> Exercise requirements:
Work out how many lines in the data below contain "name", and state that count with nothing added.

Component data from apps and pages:
______
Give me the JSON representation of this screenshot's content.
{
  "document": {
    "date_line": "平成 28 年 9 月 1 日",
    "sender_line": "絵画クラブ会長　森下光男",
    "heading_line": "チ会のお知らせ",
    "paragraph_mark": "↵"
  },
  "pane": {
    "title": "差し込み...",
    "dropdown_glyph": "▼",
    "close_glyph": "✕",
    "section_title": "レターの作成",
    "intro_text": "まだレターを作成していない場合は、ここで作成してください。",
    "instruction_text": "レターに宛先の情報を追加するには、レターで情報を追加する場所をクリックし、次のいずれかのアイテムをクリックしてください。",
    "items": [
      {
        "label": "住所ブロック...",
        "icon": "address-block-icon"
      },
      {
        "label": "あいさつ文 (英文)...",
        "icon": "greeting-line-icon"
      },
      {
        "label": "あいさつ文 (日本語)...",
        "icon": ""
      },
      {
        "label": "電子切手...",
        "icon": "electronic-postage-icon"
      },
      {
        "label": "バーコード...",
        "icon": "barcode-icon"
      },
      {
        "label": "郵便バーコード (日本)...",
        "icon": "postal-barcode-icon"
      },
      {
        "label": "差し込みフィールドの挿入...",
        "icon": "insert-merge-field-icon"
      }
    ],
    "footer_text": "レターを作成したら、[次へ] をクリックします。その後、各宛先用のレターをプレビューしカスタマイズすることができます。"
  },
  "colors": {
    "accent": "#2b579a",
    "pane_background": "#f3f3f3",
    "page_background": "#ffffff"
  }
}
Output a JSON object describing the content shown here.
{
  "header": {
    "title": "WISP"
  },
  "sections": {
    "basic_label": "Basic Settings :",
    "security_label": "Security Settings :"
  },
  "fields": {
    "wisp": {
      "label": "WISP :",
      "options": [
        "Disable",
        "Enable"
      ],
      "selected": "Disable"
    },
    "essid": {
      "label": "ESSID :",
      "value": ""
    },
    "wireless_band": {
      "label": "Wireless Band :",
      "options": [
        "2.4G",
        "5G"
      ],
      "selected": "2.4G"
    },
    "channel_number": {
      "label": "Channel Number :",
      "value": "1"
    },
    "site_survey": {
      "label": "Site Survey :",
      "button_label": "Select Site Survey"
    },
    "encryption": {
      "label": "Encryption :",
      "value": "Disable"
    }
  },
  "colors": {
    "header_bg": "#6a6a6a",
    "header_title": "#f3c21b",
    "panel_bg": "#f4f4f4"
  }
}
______
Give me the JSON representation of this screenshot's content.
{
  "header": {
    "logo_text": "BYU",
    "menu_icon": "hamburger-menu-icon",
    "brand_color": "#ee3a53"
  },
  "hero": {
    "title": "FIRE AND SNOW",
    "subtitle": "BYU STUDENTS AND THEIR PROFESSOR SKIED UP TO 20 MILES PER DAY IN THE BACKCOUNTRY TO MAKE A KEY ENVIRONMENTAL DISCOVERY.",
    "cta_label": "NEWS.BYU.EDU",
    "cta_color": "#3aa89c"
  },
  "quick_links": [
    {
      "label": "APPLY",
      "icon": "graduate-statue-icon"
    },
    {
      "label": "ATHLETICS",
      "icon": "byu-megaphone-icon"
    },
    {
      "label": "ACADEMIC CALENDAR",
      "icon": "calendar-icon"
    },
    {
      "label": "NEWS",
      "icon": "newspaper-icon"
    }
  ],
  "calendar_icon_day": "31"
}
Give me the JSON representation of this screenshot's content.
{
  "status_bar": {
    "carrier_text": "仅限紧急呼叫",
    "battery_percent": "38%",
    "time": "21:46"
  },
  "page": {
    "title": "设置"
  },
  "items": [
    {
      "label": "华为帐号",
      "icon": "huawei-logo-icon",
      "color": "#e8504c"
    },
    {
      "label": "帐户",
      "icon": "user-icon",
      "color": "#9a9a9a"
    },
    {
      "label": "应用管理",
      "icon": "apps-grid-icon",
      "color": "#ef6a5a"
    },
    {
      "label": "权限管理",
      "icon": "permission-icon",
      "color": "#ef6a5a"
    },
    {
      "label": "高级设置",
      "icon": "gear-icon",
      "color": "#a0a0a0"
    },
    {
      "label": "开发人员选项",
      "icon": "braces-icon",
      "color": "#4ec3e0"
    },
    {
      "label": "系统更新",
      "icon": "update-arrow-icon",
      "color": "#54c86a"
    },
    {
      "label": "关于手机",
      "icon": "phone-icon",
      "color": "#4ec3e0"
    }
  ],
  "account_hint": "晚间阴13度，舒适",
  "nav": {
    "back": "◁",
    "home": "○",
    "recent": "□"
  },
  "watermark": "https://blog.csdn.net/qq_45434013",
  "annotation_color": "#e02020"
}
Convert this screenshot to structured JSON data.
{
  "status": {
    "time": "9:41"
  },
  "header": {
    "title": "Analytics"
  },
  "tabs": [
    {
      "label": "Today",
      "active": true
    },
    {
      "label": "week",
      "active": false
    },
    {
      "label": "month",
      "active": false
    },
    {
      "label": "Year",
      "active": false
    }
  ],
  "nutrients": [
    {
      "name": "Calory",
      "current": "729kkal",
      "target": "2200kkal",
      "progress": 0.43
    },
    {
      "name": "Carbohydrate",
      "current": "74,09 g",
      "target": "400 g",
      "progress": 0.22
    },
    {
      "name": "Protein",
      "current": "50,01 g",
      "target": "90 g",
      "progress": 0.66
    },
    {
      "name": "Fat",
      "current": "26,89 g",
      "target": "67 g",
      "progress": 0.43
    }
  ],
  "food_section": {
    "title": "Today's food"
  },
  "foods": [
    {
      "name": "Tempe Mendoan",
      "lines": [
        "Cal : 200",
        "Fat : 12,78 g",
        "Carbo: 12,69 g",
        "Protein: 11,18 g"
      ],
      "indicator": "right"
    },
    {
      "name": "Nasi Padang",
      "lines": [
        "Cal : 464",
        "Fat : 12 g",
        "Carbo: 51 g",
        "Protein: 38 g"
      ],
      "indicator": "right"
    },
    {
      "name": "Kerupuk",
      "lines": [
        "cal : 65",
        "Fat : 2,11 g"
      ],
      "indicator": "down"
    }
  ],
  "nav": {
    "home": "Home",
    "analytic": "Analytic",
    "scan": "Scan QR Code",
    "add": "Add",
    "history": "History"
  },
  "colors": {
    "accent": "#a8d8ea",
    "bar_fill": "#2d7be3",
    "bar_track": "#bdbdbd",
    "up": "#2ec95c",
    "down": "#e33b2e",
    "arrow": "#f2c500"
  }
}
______
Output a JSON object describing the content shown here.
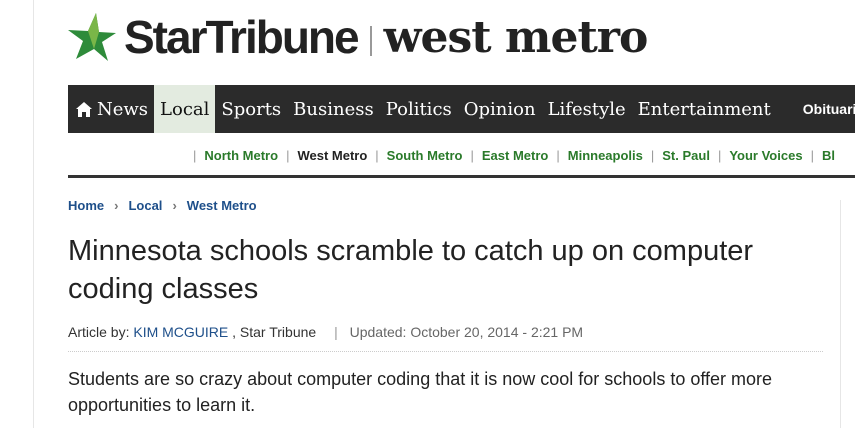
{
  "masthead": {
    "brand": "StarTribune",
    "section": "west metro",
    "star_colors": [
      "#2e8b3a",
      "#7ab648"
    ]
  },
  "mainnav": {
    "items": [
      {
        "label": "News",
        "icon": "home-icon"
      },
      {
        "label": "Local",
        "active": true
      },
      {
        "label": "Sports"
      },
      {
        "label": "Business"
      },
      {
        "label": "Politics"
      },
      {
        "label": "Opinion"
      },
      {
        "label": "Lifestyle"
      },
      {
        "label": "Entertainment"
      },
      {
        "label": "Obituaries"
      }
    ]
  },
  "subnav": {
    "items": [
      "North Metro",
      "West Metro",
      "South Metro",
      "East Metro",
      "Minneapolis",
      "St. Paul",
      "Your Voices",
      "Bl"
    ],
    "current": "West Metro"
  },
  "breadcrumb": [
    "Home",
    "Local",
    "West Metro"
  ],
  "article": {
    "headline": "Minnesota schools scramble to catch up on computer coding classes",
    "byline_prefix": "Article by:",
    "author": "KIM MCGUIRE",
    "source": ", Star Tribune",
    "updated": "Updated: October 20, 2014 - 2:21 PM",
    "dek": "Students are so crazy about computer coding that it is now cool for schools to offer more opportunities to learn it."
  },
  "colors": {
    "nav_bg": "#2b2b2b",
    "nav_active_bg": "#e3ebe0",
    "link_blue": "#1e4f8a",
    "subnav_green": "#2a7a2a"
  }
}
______
> Your response:
7